    派屈克才是苦中求生的人,

  • Because that risk reveals the strength of one's heart.

    而我生活寬裕、沒挨餓過。

  • Let me take a step back and just ask an uncomfortable question.

    我常常思考這個問題,

  • Who am I to tell this story, as in this Patrick story?

    不過我想要講的是, 這不只是派屈克的故事,

  • Patrick's the one who lived with this pain

    而是我們共同的故事,

  • and I have never been hungry a day in my life.

    講的是我們之間的不平等。

  • I thought about this question a lot,

    故事裡有個富足的世界,

  • but what I want to say is that this story is not just about Patrick.

    但派屈克和他的父母、 祖父母都被拒絕於門外。

  • It's about us,

    我在這個故事裡, 代表那個富足世界。

  • it's about the inequality between us.

    在講這個故事時, 我不想再隱藏自己,

  • The world of plenty

    或隱瞞我享有的權力與資源。

  • that Patrick and his parents and his grandparents

    在講這故事時, 我想揭露自己的優勢,

  • have been shut out of.

    並問:

  • In this story, I represent that world of plenty.

    「我們要如何減少彼此間的距離?」

  • And in telling this story, I didn't want to hide myself.

    閱讀是一種能縮短這個距離的方法,

  • Hide the power that I do have.

    閱讀賦予我們一個 能平等共享的安靜世界。

  • In telling this story, I wanted to expose that power

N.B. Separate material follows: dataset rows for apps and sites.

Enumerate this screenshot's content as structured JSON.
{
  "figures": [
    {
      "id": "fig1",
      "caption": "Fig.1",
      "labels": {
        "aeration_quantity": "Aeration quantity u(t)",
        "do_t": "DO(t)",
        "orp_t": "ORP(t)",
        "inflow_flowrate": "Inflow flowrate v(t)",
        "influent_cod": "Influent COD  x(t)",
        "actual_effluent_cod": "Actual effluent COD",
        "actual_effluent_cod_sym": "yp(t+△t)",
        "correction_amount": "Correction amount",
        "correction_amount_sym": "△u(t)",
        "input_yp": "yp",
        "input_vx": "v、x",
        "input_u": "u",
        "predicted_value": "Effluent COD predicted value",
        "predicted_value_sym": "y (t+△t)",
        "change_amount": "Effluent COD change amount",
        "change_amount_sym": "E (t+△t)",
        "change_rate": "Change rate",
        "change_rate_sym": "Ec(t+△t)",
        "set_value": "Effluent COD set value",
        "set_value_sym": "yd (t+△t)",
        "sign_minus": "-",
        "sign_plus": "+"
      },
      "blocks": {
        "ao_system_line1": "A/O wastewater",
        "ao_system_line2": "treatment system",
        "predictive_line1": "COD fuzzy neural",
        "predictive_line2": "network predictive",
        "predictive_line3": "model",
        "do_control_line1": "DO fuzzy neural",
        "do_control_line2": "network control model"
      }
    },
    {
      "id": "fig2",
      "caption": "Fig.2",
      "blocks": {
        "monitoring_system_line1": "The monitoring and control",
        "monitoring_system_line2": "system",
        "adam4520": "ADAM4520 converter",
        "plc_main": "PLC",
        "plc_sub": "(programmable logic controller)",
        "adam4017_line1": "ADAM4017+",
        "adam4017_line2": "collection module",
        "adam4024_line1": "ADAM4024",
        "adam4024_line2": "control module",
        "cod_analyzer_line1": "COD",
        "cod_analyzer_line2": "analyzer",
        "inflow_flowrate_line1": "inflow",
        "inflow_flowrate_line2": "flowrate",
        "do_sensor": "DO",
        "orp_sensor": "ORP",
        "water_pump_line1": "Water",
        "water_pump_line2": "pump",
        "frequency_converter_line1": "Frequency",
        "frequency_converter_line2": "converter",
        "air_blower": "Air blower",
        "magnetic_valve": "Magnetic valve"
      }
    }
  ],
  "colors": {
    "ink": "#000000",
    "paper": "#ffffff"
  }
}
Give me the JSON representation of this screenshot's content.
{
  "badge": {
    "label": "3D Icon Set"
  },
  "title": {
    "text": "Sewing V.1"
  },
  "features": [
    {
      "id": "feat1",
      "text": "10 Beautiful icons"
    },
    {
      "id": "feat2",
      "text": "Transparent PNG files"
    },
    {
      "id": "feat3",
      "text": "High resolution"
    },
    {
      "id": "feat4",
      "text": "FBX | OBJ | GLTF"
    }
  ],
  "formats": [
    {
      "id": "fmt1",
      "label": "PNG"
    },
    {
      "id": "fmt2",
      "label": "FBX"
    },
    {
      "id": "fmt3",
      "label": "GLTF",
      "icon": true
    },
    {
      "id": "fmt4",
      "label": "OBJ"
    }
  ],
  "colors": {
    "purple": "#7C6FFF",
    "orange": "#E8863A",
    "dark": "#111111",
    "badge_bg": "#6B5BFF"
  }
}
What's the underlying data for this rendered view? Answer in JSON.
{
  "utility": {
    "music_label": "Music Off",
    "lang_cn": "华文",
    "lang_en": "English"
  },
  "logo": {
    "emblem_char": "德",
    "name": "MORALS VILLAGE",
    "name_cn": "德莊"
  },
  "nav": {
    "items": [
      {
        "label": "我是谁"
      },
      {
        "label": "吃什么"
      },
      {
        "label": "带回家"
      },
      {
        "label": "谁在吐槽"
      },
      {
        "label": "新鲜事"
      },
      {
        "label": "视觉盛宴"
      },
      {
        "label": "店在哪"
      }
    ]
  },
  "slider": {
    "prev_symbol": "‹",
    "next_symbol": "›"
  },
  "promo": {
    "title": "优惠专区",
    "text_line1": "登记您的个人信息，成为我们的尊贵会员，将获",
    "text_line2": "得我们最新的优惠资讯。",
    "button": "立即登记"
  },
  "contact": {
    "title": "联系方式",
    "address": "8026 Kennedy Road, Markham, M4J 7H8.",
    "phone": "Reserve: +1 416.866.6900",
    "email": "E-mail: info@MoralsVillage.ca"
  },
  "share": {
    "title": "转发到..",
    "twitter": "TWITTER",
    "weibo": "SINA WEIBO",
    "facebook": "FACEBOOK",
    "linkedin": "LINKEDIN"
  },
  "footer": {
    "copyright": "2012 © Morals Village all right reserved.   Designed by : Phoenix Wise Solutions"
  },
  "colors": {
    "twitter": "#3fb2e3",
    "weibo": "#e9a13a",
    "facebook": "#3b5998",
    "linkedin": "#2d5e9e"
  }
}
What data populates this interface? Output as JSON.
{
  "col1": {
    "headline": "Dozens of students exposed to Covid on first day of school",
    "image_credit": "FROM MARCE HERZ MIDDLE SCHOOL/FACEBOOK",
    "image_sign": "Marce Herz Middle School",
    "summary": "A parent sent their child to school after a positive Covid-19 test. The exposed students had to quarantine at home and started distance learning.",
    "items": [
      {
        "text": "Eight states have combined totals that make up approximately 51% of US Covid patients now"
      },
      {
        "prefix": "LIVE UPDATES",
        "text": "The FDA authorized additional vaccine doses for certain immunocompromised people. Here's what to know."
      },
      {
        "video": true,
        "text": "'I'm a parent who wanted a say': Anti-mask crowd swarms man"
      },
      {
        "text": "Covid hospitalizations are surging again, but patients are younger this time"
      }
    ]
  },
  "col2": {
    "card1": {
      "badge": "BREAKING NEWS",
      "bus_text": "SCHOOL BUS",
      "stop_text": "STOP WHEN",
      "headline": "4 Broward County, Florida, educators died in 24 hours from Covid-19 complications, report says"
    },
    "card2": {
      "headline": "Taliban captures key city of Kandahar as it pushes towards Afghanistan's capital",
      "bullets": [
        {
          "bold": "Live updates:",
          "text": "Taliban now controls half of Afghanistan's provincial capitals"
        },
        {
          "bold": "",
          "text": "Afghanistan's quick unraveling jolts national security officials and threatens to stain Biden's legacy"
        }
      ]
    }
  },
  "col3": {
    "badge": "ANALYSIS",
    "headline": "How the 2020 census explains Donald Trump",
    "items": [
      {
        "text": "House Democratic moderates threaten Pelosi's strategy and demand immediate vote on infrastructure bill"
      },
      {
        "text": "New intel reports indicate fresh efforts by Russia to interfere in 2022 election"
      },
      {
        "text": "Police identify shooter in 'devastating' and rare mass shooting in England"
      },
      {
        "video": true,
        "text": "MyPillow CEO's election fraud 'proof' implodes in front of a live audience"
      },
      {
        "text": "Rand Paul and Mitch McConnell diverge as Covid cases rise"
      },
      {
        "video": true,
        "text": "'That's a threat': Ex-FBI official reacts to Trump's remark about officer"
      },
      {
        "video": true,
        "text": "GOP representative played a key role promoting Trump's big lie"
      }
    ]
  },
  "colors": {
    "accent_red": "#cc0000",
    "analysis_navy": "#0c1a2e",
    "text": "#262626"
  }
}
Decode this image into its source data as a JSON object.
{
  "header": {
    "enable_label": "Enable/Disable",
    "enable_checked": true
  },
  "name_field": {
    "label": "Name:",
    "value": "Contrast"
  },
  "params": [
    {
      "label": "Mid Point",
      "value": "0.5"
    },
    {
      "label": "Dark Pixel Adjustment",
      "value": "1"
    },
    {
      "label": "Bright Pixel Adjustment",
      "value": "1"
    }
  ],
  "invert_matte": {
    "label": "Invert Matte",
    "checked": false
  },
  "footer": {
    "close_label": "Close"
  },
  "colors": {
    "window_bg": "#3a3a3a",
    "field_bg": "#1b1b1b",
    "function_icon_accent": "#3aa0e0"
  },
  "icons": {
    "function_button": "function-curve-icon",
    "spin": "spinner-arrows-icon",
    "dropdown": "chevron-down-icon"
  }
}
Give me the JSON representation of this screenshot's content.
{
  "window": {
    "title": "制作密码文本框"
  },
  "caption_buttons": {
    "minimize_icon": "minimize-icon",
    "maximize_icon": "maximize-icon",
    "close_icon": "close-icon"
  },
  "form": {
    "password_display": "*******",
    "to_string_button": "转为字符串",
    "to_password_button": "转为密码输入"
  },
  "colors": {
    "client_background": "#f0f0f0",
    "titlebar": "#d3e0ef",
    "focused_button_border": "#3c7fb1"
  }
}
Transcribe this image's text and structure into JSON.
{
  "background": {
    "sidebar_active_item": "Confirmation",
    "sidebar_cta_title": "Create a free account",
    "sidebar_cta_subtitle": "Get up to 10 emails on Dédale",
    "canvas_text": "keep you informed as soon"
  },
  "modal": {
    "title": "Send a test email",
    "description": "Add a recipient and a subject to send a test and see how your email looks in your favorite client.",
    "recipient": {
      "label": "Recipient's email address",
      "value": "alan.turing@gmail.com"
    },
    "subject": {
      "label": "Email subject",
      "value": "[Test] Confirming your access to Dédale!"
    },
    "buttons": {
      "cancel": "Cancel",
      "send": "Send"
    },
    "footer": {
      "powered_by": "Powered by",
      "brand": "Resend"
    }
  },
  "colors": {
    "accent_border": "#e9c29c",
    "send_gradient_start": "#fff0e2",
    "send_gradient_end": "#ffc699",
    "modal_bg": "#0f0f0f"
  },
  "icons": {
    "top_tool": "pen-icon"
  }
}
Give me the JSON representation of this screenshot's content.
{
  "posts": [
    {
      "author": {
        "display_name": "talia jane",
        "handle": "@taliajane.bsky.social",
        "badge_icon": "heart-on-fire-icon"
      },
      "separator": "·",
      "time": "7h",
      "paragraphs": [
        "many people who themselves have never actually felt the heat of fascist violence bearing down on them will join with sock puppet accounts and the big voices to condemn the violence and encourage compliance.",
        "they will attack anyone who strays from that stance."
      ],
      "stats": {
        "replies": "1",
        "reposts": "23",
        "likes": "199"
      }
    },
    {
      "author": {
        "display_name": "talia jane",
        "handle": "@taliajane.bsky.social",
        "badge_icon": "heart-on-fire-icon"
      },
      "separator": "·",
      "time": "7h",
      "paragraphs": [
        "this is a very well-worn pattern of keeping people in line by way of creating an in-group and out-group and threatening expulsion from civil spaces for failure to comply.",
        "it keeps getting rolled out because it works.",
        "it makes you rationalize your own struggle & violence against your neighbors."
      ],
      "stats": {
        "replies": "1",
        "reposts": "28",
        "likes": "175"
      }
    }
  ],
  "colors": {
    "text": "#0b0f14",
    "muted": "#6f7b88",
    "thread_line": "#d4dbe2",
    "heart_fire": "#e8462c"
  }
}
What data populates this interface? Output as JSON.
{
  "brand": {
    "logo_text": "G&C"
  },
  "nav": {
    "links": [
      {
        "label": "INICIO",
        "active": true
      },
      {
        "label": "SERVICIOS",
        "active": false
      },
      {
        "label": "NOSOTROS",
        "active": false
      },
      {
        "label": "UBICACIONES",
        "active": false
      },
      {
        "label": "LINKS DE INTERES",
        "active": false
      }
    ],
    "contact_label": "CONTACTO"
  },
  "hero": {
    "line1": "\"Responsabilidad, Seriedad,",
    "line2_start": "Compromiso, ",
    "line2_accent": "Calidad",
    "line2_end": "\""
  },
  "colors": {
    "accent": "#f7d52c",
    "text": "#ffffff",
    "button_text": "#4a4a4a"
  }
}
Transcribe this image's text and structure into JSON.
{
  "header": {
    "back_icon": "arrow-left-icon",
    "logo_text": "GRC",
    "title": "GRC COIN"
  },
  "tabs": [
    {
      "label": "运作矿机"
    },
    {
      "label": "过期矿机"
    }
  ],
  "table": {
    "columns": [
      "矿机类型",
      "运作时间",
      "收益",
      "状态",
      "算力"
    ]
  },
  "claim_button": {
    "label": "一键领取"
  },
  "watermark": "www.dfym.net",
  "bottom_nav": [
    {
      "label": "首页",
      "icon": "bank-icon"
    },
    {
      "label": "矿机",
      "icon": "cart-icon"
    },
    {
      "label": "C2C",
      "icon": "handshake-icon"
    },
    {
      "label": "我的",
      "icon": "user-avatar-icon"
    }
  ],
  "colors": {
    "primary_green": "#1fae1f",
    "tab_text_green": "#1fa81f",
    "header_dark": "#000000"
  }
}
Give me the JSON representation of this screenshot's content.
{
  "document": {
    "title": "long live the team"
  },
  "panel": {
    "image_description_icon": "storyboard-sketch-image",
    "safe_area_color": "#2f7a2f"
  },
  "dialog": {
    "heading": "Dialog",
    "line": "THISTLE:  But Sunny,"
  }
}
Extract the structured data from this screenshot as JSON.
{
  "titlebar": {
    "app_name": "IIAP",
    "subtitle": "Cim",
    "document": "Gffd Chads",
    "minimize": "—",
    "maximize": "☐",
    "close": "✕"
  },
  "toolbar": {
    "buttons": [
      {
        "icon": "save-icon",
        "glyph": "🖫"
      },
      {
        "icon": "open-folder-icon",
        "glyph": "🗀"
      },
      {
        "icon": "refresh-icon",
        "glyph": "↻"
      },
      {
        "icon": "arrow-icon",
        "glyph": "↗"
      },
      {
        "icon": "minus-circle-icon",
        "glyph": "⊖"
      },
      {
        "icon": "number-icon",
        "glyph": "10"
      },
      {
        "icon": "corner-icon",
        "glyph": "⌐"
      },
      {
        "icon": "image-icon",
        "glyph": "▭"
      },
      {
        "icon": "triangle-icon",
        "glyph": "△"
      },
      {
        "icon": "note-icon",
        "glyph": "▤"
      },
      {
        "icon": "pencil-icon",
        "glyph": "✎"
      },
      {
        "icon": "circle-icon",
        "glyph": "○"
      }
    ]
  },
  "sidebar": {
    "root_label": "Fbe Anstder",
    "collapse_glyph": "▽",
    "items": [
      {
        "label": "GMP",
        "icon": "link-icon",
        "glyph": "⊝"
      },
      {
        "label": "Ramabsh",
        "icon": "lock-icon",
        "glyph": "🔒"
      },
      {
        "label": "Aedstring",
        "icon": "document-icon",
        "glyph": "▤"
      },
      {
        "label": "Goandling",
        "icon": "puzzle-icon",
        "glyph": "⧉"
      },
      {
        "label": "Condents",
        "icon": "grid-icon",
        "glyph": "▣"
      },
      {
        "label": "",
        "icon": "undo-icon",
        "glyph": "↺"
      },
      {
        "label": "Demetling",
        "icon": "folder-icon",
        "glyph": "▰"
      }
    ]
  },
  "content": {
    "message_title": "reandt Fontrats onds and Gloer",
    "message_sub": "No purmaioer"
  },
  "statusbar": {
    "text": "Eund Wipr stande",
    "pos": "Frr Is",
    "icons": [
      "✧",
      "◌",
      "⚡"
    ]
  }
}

    你也許會好奇想問: 派屈克後來怎麼了?

  • and then to ask,

    閱讀拯救他了嗎?

  • how do we diminish the distance between us?

    可以說有,也可以說沒有。

  • Reading is one way to close that distance.

    派屈克出獄後,

  • It gives us a quiet universe that we can share together,

    他的生活非常痛苦,

  • that we can share in equally.

    雇主因為他的犯罪記錄 而不願聘用他。

  • You're probably wondering now what happened to Patrick.

    他最親近的朋友,也就是他母親,

  • Did reading save his life?

    43 歲時,死於心臟病及糖尿病。

  • It did and it didn't.

    他曾無家可歸,經常挨餓。

  • When Patrick got out of prison,

    人們說了許多閱讀的好處, 我覺得有些誇大。

  • his journey was excruciating.

    派屈克沒有因為 會讀書識字而不被歧視,

  • Employers turned him away because of his record,

    讀書識字也救不了他母親。

  • his best friend, his mother, died at age 43

    那,閱讀到底有什麼用?